Work request -
A complete, exact copy of the records below is the required result.

Source material -
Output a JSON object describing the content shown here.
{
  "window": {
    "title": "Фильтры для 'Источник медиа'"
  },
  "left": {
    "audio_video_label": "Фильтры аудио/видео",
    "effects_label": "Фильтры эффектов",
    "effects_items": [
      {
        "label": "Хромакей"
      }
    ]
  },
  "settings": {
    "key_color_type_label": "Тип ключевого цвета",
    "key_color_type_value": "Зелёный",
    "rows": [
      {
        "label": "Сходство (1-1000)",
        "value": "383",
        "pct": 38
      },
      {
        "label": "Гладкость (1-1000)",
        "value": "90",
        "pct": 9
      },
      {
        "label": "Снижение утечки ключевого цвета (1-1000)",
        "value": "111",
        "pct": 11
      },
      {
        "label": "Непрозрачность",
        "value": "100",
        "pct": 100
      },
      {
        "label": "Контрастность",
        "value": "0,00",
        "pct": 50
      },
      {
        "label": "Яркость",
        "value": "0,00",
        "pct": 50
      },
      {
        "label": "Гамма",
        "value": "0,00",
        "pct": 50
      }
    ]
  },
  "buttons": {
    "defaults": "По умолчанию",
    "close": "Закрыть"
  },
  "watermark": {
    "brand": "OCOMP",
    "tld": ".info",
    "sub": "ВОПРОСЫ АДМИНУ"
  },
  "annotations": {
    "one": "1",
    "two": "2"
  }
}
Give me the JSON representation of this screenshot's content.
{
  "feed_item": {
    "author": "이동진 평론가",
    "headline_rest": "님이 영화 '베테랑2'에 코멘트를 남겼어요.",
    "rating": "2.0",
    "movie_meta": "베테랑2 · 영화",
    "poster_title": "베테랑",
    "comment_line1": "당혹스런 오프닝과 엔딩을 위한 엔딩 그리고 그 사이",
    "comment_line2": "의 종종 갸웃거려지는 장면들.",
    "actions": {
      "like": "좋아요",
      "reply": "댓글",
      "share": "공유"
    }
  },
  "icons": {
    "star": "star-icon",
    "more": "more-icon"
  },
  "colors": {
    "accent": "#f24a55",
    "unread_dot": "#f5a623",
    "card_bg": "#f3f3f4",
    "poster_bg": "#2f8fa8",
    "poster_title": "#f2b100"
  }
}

Response for this exercise -
Output a JSON object describing the content shown here.
{
  "window": {
    "title": "Фильтры для 'Источник медиа'"
  },
  "left": {
    "audio_video_label": "Фильтры аудио/видео",
    "effects_label": "Фильтры эффектов",
    "effects_items": [
      {
        "label": "Хромакей"
      }
    ]
  },
  "settings": {
    "key_color_type_label": "Тип ключевого цвета",
    "key_color_type_value": "Зелёный",
    "rows": [
      {
        "label": "Сходство (1-1000)",
        "value": "383",
        "pct": 38
      },
      {
        "label": "Гладкость (1-1000)",
        "value": "90",
        "pct": 9
      },
      {
        "label": "Снижение утечки ключевого цвета (1-1000)",
        "value": "111",
        "pct": 11
      },
      {
        "label": "Непрозрачность",
        "value": "100",
        "pct": 100
      },
      {
        "label": "Контрастность",
        "value": "0,00",
        "pct": 50
      },
      {
        "label": "Яркость",
        "value": "0,00",
        "pct": 50
      },
      {
        "label": "Гамма",
        "value": "0,00",
        "pct": 50
      }
    ]
  },
  "buttons": {
    "defaults": "По умолчанию",
    "close": "Закрыть"
  },
  "watermark": {
    "brand": "OCOMP",
    "tld": ".info",
    "sub": "ВОПРОСЫ АДМИНУ"
  },
  "annotations": {
    "one": "1",
    "two": "2"
  }
}
Give me the JSON representation of this screenshot's content.
{
  "feed_item": {
    "author": "이동진 평론가",
    "headline_rest": "님이 영화 '베테랑2'에 코멘트를 남겼어요.",
    "rating": "2.0",
    "movie_meta": "베테랑2 · 영화",
    "poster_title": "베테랑",
    "comment_line1": "당혹스런 오프닝과 엔딩을 위한 엔딩 그리고 그 사이",
    "comment_line2": "의 종종 갸웃거려지는 장면들.",
    "actions": {
      "like": "좋아요",
      "reply": "댓글",
      "share": "공유"
    }
  },
  "icons": {
    "star": "star-icon",
    "more": "more-icon"
  },
  "colors": {
    "accent": "#f24a55",
    "unread_dot": "#f5a623",
    "card_bg": "#f3f3f4",
    "poster_bg": "#2f8fa8",
    "poster_title": "#f2b100"
  }
}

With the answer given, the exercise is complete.